Mr Mahama’s suggestion joins a similar proposal put forth by financial analyst Joe Jackson recently when he spoke on Class FM’s Executive Breakfast Show.
According to him, it would be appropriate for the government to use part of the GHS1 billion allocated to the Coronavirus Alleviation Programme, to take the CST burden off the ordinary Ghanaian since mobile phones have become a very key tool in the midst of the pandemic.
“In this current regime of a lockdown, our biggest tool is our phone and yet the cost of making phone calls is still the same, there’s still a Communication Service Tax sitting in there.
“So, I’m suggesting that for this period, some of that fund, that money should be applied to removing the CST with respect to voice and data to the point where the vulnerable person, that informal person, that SME, that kayayei who were packed into the vehicle on the way to Walewale, they can feel an immediate impact”, Mr Jackson told Benjamin Akakpo on Tuesday.
In his fourth address to the nation, through which he announced a partial shutdown of the Greater Accra and Greater Kumasi, as part of measures to contain the spread of the disease which has killed five people out of two hundred and four confirmed cases so far, the President said: “Fellow Ghanaians, we are in this together, and the government will stand by you”.
“We are aware that there will be discomfort and difficulties for all of us over the next couple of weeks. As a responsive government, we will continue to implement bold measures to mitigate the impact of the coronavirus on businesses and households and ensure that job losses are minimised.
“The Minister of Finance has been directed by me, to prepare, for approval by Parliament, a Coronavirus Alleviation Programme to address the disruption in economic activities, the hardship of our people, and to rescue and revitalise our industries. He will, then, immediately make available a minimum of one billion cedis (GHS1 billion) to households and businesses, particularly small and medium scale enterprises.

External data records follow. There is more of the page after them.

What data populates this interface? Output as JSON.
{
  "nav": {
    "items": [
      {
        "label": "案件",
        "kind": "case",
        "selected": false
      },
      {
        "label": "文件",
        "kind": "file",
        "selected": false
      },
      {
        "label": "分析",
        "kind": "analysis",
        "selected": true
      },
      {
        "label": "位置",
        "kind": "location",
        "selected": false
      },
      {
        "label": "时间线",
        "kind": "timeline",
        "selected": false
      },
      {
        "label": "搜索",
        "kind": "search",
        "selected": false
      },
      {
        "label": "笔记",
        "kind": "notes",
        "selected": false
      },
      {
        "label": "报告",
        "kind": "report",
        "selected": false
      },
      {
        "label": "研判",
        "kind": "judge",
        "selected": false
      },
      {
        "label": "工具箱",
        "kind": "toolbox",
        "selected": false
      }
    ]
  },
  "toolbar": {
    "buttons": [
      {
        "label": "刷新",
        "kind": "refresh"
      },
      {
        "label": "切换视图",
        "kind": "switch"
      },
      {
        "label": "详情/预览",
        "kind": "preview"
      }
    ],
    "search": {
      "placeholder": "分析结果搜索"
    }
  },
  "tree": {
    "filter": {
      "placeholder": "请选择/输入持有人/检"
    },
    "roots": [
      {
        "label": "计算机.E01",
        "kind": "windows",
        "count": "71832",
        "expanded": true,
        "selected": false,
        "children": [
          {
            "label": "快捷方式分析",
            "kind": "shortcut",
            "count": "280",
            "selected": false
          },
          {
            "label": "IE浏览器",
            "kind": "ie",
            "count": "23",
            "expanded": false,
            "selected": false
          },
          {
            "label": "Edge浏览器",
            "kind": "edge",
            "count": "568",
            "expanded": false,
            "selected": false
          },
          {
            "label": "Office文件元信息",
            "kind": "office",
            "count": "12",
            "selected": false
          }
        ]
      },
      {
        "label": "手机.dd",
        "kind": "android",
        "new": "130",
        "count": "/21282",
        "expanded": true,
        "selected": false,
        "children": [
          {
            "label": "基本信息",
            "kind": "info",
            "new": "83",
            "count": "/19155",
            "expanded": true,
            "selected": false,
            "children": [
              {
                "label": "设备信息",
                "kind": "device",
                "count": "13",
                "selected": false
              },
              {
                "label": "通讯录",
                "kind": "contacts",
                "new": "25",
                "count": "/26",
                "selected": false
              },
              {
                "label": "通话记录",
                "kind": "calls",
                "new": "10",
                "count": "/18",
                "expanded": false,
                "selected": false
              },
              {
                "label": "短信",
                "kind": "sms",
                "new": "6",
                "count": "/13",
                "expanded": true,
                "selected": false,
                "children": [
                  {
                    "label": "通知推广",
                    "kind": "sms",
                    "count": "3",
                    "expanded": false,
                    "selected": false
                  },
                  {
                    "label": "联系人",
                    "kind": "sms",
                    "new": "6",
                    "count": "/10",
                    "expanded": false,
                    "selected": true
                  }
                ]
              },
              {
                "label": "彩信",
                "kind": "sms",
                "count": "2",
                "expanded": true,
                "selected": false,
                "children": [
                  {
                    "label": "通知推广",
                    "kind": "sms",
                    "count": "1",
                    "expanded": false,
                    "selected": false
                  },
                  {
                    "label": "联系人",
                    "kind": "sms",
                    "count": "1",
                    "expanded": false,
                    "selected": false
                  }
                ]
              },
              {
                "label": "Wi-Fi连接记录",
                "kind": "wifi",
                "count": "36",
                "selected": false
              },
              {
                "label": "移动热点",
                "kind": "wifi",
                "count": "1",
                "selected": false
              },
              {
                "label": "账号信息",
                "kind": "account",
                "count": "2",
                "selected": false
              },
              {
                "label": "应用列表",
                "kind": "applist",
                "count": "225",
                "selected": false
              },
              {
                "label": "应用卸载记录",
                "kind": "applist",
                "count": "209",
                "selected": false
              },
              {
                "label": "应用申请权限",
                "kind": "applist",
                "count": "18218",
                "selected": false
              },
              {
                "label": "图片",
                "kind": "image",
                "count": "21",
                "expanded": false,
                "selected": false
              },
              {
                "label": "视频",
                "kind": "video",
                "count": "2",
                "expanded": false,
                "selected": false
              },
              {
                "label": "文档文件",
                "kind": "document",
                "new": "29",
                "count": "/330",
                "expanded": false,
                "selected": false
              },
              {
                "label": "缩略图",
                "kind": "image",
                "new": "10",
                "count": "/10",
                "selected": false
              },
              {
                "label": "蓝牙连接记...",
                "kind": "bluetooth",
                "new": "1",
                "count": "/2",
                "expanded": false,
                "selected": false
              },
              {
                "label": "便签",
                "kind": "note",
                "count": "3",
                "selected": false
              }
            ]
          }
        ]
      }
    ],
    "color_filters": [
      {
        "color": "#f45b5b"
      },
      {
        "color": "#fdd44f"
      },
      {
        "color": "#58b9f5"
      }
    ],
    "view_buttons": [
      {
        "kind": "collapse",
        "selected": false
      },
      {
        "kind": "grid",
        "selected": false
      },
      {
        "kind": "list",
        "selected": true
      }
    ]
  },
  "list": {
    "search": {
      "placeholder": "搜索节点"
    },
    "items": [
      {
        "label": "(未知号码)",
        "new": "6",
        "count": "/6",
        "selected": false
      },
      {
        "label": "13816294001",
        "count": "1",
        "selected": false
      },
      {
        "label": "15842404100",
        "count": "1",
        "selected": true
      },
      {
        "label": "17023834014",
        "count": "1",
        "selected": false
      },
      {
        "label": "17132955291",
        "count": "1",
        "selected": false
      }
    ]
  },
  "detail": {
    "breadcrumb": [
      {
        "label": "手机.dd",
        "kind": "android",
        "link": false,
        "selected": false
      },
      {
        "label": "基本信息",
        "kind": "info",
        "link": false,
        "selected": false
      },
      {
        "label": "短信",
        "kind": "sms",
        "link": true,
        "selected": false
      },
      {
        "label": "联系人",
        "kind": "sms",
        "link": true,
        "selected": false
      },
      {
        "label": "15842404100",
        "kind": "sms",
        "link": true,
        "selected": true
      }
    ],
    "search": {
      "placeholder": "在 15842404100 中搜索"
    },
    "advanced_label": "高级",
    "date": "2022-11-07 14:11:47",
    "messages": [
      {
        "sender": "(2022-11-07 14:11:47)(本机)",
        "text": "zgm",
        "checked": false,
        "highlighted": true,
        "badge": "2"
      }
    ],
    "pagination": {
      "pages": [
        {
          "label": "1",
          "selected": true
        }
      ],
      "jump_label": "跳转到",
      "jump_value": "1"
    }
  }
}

“The commercial banks are, in addition, responding to the Bank of Ghana’s 1.5% decrease in the Policy Rate and 2% in reserve requirement with a three billion-cedi (GHS3 billion) facility, to support industry especially in the pharmaceutical, hospitality, service and manufacturing sectors.
“We are providing additional relief, such as extension of the tax filing date from April to June; a two per cent (2%) reduction of interest rates by banks, effective 1st April, 2020; the granting by the banks of a six (6) month moratorium of principal repayments to entities in the airline and hospitality industries, i.e. hotels, restaurants, car rentals, food vendors, taxis, and uber operators. All other sector credit exposures will be reviewed on a case by case basis; mobile money users can send up to one hundred cedis (GHS100) for free; and a one hundred per cent (100%) to three hundred per cent (300%) increase in the daily transaction limits for mobile money transactions”, he said.
The President also said his government will bring the economy back on track post-coronavirus.
“Fellow Ghanaians, with the Bank of Ghana predicting a worst-case GDP growth rate scenario of 2.5% for 2020, should the virus continue to linger for the rest of the year, the effects on our economy would be dire. However, as we have demonstrated over the course of the last three years, where we inherited an economy that was growing at 3.4% and transformed it into one which has grown by an average of 7% over the last three (3) years, I assure you that we know what to do to bring back our economy back to life. What we do not know how to do is to bring people back to life”.